* [Data excerpts]:
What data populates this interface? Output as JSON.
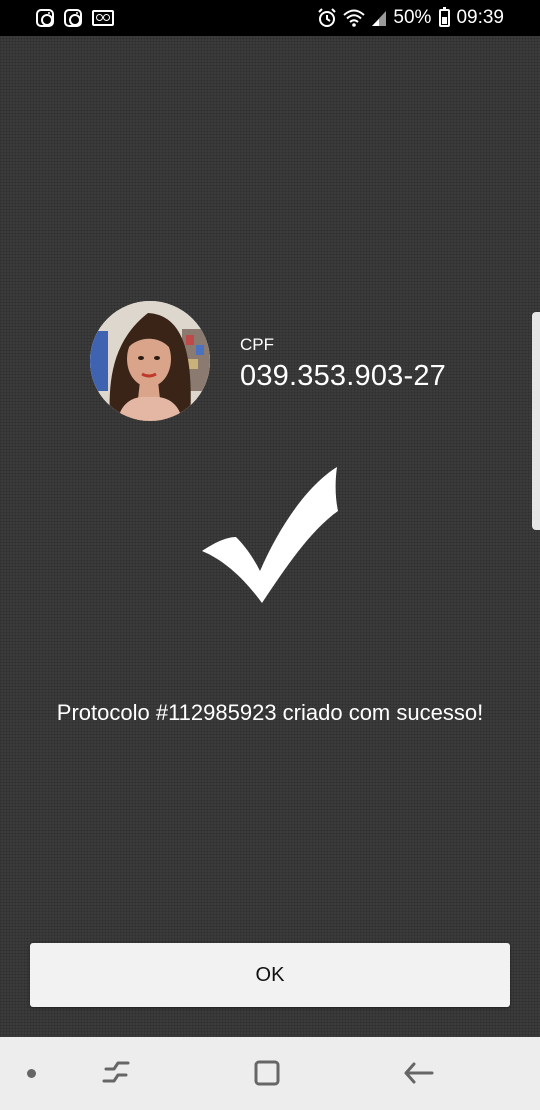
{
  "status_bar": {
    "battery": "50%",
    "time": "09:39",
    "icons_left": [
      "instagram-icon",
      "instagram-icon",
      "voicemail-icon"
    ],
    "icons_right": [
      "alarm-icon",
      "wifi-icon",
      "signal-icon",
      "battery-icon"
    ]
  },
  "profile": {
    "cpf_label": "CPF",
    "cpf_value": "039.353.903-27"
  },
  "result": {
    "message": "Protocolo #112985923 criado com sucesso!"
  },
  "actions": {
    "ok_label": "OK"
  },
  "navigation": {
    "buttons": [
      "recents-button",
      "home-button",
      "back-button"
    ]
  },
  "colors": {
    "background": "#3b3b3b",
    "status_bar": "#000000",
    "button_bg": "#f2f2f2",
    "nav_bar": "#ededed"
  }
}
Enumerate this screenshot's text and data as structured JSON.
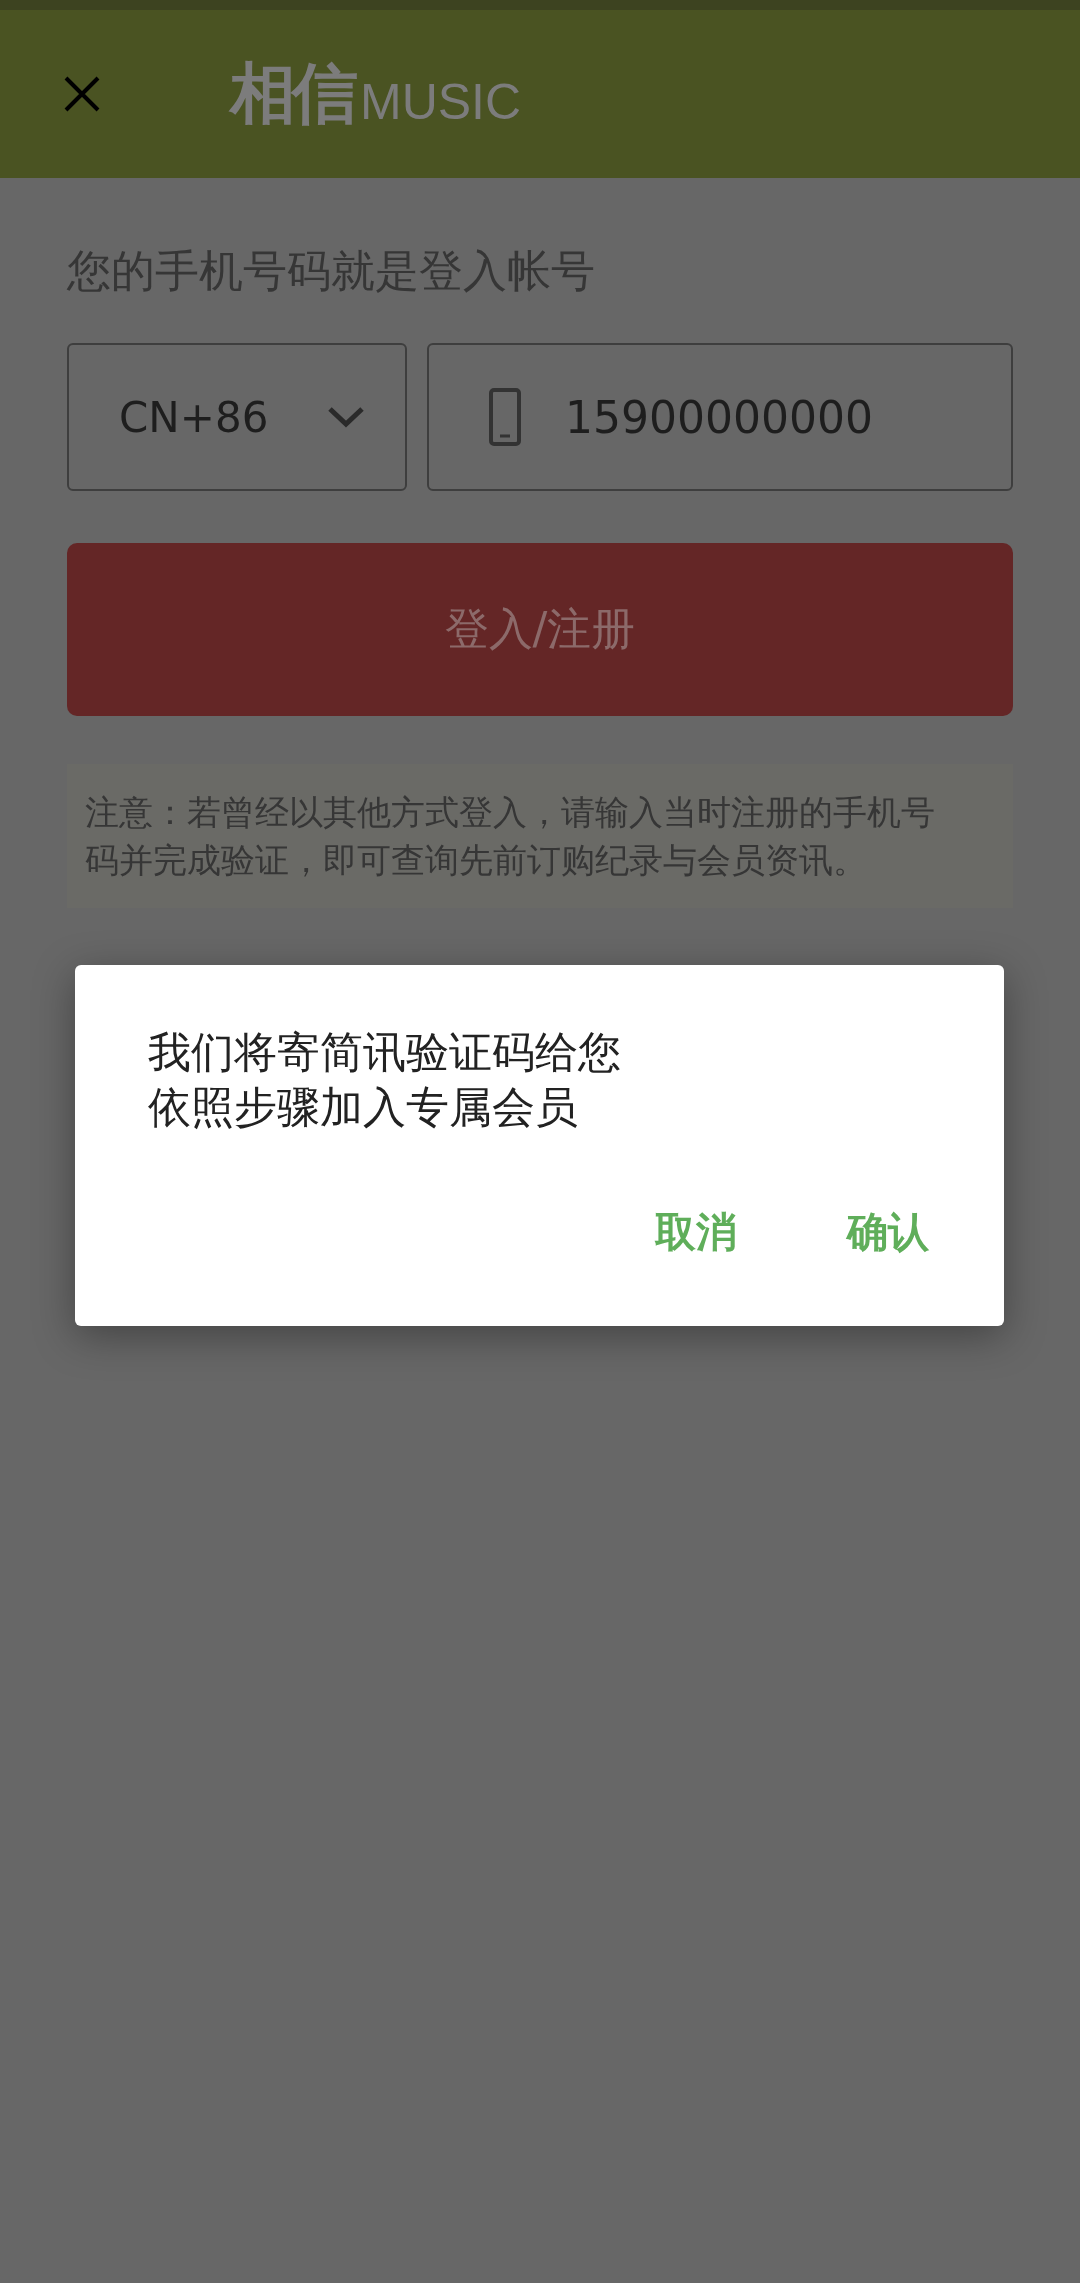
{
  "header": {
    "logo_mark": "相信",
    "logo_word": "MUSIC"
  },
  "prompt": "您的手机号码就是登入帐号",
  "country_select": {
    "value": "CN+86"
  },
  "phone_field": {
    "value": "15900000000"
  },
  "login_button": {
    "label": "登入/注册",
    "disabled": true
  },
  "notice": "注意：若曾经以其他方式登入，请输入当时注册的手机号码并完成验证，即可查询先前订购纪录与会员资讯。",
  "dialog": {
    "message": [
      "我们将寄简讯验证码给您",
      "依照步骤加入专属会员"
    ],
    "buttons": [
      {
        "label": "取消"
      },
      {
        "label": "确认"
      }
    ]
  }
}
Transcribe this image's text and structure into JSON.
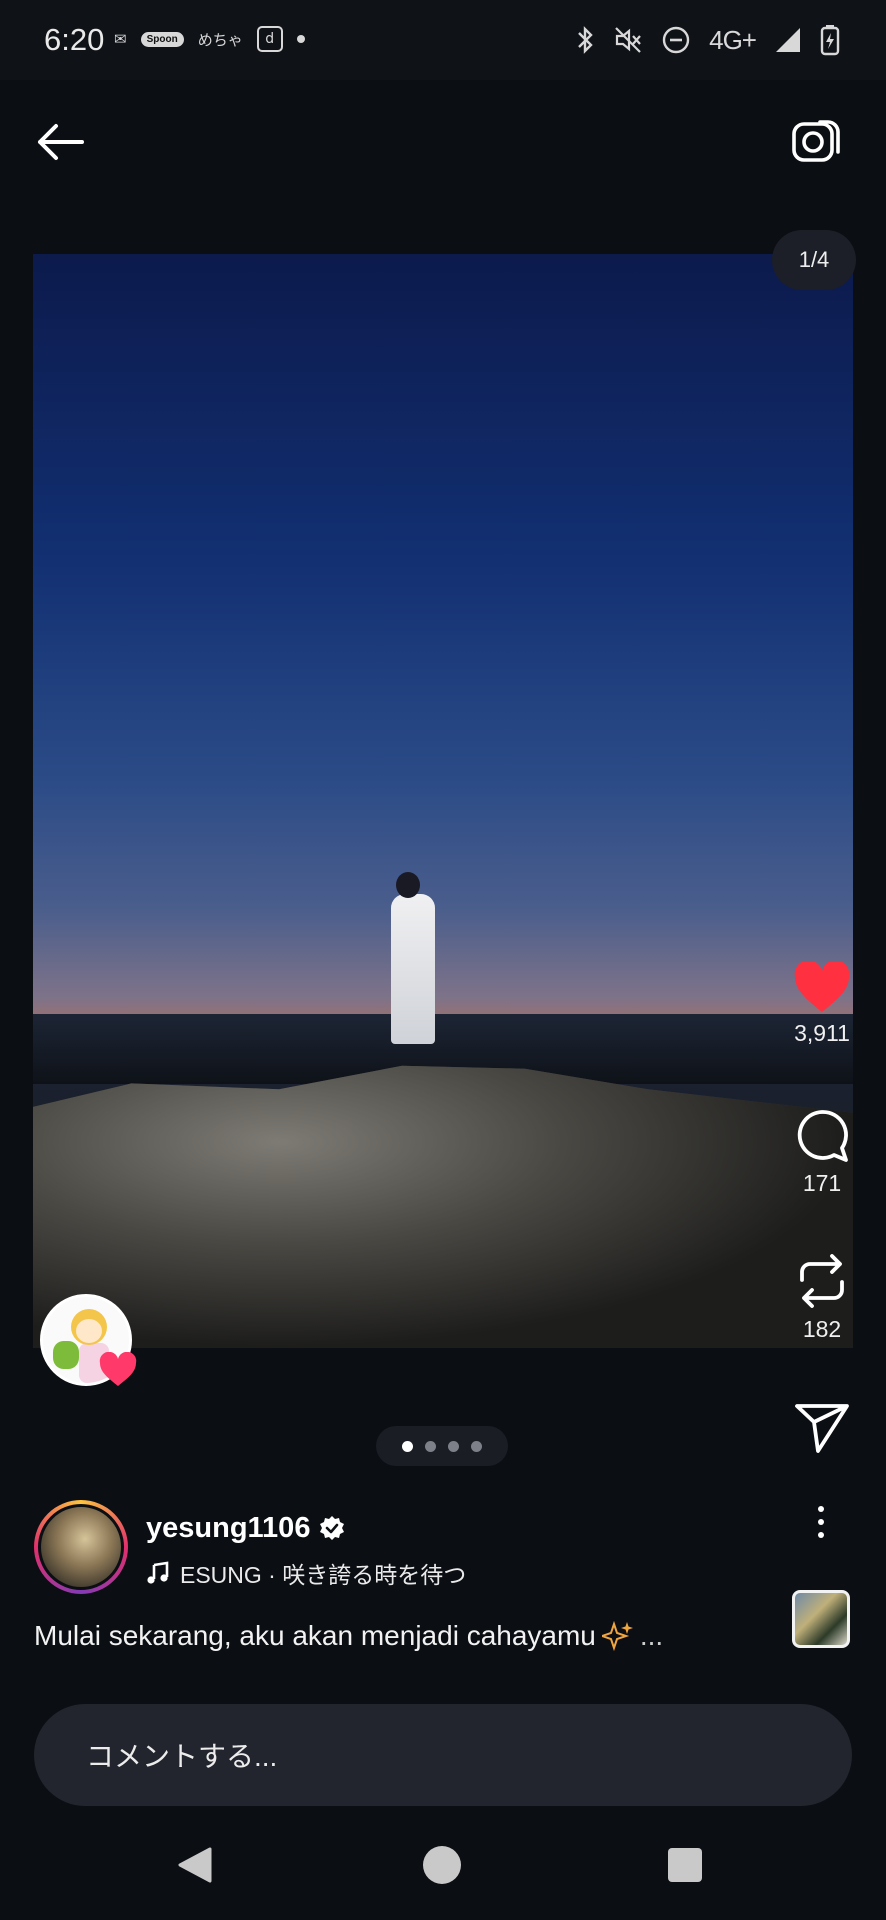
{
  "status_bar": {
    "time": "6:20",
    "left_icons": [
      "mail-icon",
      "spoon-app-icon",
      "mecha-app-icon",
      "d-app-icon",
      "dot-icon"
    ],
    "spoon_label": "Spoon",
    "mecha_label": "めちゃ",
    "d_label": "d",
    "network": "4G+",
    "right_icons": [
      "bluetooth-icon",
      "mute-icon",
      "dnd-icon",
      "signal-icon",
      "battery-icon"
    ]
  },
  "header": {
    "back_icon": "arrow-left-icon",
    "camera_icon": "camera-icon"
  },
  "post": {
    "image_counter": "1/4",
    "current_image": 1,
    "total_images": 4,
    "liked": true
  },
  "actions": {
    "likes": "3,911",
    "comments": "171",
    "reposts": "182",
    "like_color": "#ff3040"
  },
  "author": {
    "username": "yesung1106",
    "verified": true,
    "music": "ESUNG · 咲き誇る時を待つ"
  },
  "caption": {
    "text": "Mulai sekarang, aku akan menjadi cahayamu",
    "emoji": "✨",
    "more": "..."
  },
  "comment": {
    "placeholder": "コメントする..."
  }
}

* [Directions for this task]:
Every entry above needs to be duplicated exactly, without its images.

* [Expected answer]:
What data populates this interface? Output as JSON.
{
  "status_bar": {
    "battery": "50%",
    "time": "09:39",
    "icons_left": [
      "instagram-icon",
      "instagram-icon",
      "voicemail-icon"
    ],
    "icons_right": [
      "alarm-icon",
      "wifi-icon",
      "signal-icon",
      "battery-icon"
    ]
  },
  "profile": {
    "cpf_label": "CPF",
    "cpf_value": "039.353.903-27"
  },
  "result": {
    "message": "Protocolo #112985923 criado com sucesso!"
  },
  "actions": {
    "ok_label": "OK"
  },
  "navigation": {
    "buttons": [
      "recents-button",
      "home-button",
      "back-button"
    ]
  },
  "colors": {
    "background": "#3b3b3b",
    "status_bar": "#000000",
    "button_bg": "#f2f2f2",
    "nav_bar": "#ededed"
  }
}
Enumerate this screenshot's text and data as structured JSON.
{
  "header": {
    "logo_mark": "相信",
    "logo_word": "MUSIC"
  },
  "prompt": "您的手机号码就是登入帐号",
  "country_select": {
    "value": "CN+86"
  },
  "phone_field": {
    "value": "15900000000"
  },
  "login_button": {
    "label": "登入/注册",
    "disabled": true
  },
  "notice": "注意：若曾经以其他方式登入，请输入当时注册的手机号码并完成验证，即可查询先前订购纪录与会员资讯。",
  "dialog": {
    "message": [
      "我们将寄简讯验证码给您",
      "依照步骤加入专属会员"
    ],
    "buttons": [
      {
        "label": "取消"
      },
      {
        "label": "确认"
      }
    ]
  }
}
Transcribe this image's text and structure into JSON.
{
  "status_bar": {
    "time": "6:20",
    "left_icons": [
      "mail-icon",
      "spoon-app-icon",
      "mecha-app-icon",
      "d-app-icon",
      "dot-icon"
    ],
    "spoon_label": "Spoon",
    "mecha_label": "めちゃ",
    "d_label": "d",
    "network": "4G+",
    "right_icons": [
      "bluetooth-icon",
      "mute-icon",
      "dnd-icon",
      "signal-icon",
      "battery-icon"
    ]
  },
  "header": {
    "back_icon": "arrow-left-icon",
    "camera_icon": "camera-icon"
  },
  "post": {
    "image_counter": "1/4",
    "current_image": 1,
    "total_images": 4,
    "liked": true
  },
  "actions": {
    "likes": "3,911",
    "comments": "171",
    "reposts": "182",
    "like_color": "#ff3040"
  },
  "author": {
    "username": "yesung1106",
    "verified": true,
    "music": "ESUNG · 咲き誇る時を待つ"
  },
  "caption": {
    "text": "Mulai sekarang, aku akan menjadi cahayamu",
    "emoji": "✨",
    "more": "..."
  },
  "comment": {
    "placeholder": "コメントする..."
  }
}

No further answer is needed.